Lusk then proceeds to reason not as a Reformer, but as a Roman Catholic, claiming that "The standard will be soft and generous" on Judgment Day, "because God is merciful" and "will judge us as a Father and Husband, not as a cold, aloof Sovereign," and "will use 'fatherly justice' in the final judgment, not 'absolute justice.'"  Because his attempts to lower God's standard of righteousness are indistinguishable from Rome's, we put Lusk in the same category as Jason Stellman.
To correct Lusk, and to correct Wright, Stellman, and Shepherd as well, we shall use Scripture to interpret Scripture, and shall not only use Paul to interpret Paul, but also use Jesus to interpret Paul, and Moses and the Prophets to interpret Paul, for it is from them that Paul learned the Gospel that he was teaching to the Gentile congregation at Rome. In the process we shall see that Lusk, Wright, Shepherd, and Stellman have all overlooked Paul's own explanation of how Romans 2:13 is to be read.
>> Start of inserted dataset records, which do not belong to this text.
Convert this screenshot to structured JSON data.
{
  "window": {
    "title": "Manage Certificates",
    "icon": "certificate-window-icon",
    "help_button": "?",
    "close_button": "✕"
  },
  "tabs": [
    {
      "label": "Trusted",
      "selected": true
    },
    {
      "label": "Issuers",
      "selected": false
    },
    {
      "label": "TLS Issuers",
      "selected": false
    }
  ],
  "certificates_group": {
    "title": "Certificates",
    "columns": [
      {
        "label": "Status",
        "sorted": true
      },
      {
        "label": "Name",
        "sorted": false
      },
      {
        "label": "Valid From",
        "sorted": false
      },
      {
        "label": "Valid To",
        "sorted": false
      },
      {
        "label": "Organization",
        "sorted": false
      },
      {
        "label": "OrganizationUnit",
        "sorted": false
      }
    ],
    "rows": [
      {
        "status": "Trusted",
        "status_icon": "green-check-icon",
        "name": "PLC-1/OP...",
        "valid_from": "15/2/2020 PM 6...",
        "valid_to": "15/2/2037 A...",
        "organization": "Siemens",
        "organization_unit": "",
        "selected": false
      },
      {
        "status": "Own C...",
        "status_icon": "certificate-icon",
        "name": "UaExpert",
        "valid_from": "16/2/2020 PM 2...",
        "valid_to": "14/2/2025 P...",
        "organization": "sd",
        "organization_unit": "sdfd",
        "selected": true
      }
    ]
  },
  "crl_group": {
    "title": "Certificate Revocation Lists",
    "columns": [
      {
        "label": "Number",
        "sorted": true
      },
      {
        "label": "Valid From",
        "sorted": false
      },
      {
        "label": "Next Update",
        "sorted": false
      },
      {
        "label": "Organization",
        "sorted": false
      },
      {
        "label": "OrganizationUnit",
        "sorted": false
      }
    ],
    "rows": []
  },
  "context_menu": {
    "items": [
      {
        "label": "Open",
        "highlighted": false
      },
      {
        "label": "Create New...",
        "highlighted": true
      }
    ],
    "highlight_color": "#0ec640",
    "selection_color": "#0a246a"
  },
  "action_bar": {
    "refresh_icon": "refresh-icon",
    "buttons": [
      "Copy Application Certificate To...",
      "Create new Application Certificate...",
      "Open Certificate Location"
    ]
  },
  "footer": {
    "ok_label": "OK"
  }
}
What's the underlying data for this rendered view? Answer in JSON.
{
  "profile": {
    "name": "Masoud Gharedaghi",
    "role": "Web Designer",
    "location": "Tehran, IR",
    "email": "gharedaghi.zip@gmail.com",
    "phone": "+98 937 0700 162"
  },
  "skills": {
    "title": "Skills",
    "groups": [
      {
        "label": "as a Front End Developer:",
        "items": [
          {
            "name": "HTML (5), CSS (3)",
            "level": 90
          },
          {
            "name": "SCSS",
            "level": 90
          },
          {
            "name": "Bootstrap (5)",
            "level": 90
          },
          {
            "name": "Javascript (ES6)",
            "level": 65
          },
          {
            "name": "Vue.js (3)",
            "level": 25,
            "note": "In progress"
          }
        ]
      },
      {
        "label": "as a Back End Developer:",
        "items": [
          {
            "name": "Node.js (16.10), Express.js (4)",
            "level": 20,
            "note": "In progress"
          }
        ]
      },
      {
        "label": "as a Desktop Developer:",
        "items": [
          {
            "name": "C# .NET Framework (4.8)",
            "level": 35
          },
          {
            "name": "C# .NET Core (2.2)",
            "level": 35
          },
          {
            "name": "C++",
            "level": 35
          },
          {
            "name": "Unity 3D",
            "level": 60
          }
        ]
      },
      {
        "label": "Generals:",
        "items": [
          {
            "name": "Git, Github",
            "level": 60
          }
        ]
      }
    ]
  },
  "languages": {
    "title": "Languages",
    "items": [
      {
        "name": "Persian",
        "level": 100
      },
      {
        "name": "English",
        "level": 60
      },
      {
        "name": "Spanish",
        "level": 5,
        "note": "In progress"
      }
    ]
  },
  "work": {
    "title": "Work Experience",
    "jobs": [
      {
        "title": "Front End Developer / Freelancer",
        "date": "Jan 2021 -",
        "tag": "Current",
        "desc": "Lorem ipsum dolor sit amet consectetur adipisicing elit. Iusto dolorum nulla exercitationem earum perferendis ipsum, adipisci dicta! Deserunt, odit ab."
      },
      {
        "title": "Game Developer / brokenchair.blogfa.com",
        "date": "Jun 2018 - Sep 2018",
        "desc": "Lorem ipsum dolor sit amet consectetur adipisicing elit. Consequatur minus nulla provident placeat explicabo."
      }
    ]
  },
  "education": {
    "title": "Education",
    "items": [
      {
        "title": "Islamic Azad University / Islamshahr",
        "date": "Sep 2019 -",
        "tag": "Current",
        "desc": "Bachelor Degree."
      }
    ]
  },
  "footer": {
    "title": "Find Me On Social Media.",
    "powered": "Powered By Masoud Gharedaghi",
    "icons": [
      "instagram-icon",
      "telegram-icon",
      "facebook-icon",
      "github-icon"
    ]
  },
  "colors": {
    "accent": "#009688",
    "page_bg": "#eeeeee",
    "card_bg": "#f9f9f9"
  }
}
Once we can see Romans 2 in the light of the groundwork Ezekiel laid, the Jealousy Narrative will then serve to contextualize other passages of Scripture that Lusk, Wright, Shepherd, and Stellman also use to support their hypothesis that our final justification will be based on our personal righteousness and our performance. Their use of these Old Testament illustrations will serve us well as we show where Lusk, Wright, Shepherd, and Stellman all went wrong. When Paul and Silas preached in Thessalonica, it was the Gentiles who believed-"the devout Greeks a great multitude, and of the chief women not a few" ( Acts 17:4)-and it had the intended effect: "But the Jews which believed not, moved with envy, took unto them certain lewd fellows of the baser sort, and gathered a company, and set all the city on an uproar, and assaulted the house of Jason, and sought to bring them out to the people" (17:5). When Paul said of the Jews that their ears, eyes and hearts were closed, he invoked the Jealousy Narrative again, and once again it had the desired effect: "Be it known therefore unto you, that the salvation of God is sent unto the Gentiles, and that they will hear it. And when he had said these words, the Jews departed, and had great reasoning [disputation] among themselves" (Acts28:28-29). The effectiveness of the Narrative is seen when the Jews depart from the synagogue after Paul preaches the Gospel, but the Gentiles remain and insist that he come back the following Sabbath to preach again ( Acts 13:42).  Eternal Word Television Network (EWTN), "The Journey Home" with Marcus Grodi (December 9, 2013, Jason Stellman, guest).
Calvary Chapel Abuse
Pastor Michael Newnham over at Phoenixpreacher.net did a podcast recently with Jason Stellman, a former Calvary Chapel missionary who is now the pastor and teaching elder at Exile Presbyterian church in Washington state.
Calvary Chapel Abuse
Pastor Michael Newnham over at Phoenixpreacher.net did a podcast recently with Jason Stellman,Â a former Calvary Chapel missionary who is now the pastor and teaching elder at Exile Presbyterian church in Washington state.